» Task item: Search for the word "Masala" in the entries. Each line that holds it should be copied.

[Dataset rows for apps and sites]
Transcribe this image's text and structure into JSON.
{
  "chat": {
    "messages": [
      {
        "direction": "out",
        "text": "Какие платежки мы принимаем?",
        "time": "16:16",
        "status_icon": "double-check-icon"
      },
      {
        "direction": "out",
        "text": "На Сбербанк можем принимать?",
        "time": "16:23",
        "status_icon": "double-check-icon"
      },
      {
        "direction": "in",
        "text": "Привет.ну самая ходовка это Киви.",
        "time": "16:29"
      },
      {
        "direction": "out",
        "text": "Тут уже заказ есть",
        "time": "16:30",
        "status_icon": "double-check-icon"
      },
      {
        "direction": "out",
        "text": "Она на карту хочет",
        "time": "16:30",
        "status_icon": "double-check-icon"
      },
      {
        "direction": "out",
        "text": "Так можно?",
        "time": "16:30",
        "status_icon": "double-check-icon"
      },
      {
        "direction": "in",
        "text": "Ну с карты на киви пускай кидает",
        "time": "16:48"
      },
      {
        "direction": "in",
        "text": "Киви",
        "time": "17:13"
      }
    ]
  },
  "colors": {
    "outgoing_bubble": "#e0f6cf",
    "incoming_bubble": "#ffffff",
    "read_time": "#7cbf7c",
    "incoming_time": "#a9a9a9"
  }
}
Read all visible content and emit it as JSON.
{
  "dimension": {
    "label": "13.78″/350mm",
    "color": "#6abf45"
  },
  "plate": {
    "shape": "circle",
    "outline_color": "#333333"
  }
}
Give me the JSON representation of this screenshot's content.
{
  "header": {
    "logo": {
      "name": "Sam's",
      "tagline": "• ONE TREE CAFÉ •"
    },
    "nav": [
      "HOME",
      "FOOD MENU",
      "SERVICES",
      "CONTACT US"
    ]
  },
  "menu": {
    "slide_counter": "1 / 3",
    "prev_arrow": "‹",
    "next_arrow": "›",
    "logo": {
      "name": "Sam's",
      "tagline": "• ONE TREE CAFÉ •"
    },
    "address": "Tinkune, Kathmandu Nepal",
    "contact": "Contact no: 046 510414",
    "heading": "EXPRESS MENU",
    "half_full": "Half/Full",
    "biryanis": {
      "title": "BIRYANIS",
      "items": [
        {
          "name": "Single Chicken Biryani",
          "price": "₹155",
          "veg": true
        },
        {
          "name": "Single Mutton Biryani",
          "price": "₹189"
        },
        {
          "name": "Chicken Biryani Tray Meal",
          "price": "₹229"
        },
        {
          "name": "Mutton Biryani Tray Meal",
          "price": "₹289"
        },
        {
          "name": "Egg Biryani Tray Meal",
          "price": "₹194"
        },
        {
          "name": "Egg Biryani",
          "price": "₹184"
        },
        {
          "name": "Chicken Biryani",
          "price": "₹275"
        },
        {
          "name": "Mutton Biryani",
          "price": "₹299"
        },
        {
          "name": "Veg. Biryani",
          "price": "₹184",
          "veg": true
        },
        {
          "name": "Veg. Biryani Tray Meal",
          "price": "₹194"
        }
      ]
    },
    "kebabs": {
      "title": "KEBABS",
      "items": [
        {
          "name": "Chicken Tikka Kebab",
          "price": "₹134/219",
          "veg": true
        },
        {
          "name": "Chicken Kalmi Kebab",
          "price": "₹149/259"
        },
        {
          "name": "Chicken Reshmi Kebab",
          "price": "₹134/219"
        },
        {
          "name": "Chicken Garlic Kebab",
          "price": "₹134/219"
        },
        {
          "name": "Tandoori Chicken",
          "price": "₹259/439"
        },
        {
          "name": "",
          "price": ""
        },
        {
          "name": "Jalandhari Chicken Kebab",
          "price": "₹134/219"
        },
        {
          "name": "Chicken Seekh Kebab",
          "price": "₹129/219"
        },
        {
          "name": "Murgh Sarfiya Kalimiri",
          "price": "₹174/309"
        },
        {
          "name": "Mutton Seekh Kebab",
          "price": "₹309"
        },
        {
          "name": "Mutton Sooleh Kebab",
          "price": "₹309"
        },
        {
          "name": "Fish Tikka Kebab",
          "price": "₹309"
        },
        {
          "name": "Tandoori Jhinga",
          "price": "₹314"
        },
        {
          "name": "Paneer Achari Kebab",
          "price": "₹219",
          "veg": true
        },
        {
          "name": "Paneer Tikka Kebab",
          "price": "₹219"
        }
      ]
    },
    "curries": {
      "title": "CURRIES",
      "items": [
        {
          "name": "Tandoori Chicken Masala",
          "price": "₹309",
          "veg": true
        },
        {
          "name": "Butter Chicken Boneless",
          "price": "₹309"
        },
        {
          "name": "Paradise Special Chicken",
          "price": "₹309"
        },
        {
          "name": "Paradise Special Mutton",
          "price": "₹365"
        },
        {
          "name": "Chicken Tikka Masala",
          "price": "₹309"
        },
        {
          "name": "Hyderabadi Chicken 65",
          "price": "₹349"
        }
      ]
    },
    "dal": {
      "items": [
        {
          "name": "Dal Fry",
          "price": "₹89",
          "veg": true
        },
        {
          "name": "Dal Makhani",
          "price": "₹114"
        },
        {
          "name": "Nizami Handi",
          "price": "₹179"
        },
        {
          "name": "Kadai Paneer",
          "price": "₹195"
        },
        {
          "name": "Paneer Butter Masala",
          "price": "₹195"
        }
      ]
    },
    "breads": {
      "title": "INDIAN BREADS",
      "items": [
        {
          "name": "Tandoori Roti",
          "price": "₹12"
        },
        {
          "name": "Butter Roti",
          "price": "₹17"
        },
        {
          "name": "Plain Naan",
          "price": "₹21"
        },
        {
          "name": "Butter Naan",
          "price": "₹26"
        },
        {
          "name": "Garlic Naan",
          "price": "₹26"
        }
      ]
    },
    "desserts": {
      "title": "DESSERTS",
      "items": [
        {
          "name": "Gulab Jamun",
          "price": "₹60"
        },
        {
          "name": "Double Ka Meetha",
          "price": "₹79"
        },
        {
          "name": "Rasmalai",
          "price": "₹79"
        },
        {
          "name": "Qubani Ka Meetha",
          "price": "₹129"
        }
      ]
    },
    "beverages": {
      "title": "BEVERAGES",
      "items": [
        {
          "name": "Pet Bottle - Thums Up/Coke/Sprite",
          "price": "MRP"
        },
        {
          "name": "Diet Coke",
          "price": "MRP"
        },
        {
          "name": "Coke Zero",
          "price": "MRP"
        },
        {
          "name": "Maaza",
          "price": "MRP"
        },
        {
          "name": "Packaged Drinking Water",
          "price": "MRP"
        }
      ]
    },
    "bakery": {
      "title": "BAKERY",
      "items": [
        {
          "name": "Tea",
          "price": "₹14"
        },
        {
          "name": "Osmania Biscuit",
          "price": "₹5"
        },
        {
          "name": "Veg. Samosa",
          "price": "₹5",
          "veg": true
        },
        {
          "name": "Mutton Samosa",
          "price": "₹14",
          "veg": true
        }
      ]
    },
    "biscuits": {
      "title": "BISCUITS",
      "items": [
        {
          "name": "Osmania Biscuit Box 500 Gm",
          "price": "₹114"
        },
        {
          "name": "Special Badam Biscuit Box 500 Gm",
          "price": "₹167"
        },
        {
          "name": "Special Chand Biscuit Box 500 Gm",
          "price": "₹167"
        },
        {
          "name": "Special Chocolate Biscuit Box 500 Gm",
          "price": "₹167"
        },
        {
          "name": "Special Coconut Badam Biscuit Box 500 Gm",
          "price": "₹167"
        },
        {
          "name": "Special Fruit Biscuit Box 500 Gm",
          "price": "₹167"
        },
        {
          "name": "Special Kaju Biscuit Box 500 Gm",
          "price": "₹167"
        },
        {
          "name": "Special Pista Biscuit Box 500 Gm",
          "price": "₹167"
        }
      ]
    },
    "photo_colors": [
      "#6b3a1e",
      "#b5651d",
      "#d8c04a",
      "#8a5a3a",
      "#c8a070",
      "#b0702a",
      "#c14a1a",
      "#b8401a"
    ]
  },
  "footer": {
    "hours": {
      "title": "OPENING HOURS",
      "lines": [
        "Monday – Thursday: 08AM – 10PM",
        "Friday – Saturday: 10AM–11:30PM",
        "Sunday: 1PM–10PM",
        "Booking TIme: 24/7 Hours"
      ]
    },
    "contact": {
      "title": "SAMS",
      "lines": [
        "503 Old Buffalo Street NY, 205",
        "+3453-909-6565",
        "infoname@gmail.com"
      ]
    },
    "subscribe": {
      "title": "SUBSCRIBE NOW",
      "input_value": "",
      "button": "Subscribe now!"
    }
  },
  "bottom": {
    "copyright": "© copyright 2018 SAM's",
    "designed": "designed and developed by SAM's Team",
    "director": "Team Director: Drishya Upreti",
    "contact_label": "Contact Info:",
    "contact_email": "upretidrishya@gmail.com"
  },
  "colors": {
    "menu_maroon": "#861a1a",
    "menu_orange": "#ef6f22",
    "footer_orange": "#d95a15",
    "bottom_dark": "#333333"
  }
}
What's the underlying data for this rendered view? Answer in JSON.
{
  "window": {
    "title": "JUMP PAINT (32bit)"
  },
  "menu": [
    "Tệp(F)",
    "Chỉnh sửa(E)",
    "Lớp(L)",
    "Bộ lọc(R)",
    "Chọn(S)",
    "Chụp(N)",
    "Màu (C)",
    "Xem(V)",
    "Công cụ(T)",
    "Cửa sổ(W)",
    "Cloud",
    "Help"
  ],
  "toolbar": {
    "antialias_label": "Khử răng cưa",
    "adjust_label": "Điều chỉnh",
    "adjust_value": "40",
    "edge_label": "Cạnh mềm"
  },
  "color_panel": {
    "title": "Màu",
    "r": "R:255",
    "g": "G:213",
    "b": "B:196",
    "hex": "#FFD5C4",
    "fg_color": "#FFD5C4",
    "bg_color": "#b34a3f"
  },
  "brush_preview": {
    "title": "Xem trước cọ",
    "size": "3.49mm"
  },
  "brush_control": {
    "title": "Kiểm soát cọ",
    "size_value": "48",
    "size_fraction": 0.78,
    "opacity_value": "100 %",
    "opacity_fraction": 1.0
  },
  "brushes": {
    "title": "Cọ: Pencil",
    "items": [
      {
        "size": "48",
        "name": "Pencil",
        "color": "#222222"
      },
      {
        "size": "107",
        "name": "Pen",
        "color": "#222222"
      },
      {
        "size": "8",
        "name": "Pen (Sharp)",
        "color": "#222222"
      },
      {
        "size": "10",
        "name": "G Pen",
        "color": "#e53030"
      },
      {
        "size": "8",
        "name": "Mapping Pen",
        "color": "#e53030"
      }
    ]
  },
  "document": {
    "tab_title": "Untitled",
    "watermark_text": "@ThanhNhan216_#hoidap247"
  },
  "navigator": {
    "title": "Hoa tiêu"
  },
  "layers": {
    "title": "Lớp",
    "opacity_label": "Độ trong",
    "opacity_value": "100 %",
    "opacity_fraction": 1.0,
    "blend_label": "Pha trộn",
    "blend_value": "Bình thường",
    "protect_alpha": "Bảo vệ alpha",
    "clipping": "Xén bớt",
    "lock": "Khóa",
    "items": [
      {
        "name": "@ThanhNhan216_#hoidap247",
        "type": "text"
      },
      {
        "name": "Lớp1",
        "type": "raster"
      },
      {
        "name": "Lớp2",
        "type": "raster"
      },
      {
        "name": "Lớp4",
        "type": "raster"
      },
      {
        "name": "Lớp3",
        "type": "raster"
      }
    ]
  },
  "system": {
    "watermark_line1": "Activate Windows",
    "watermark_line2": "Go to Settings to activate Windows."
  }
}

» Your response:
          "name": "Tandoori Chicken Masala",
          "name": "Chicken Tikka Masala",
          "name": "Paneer Butter Masala",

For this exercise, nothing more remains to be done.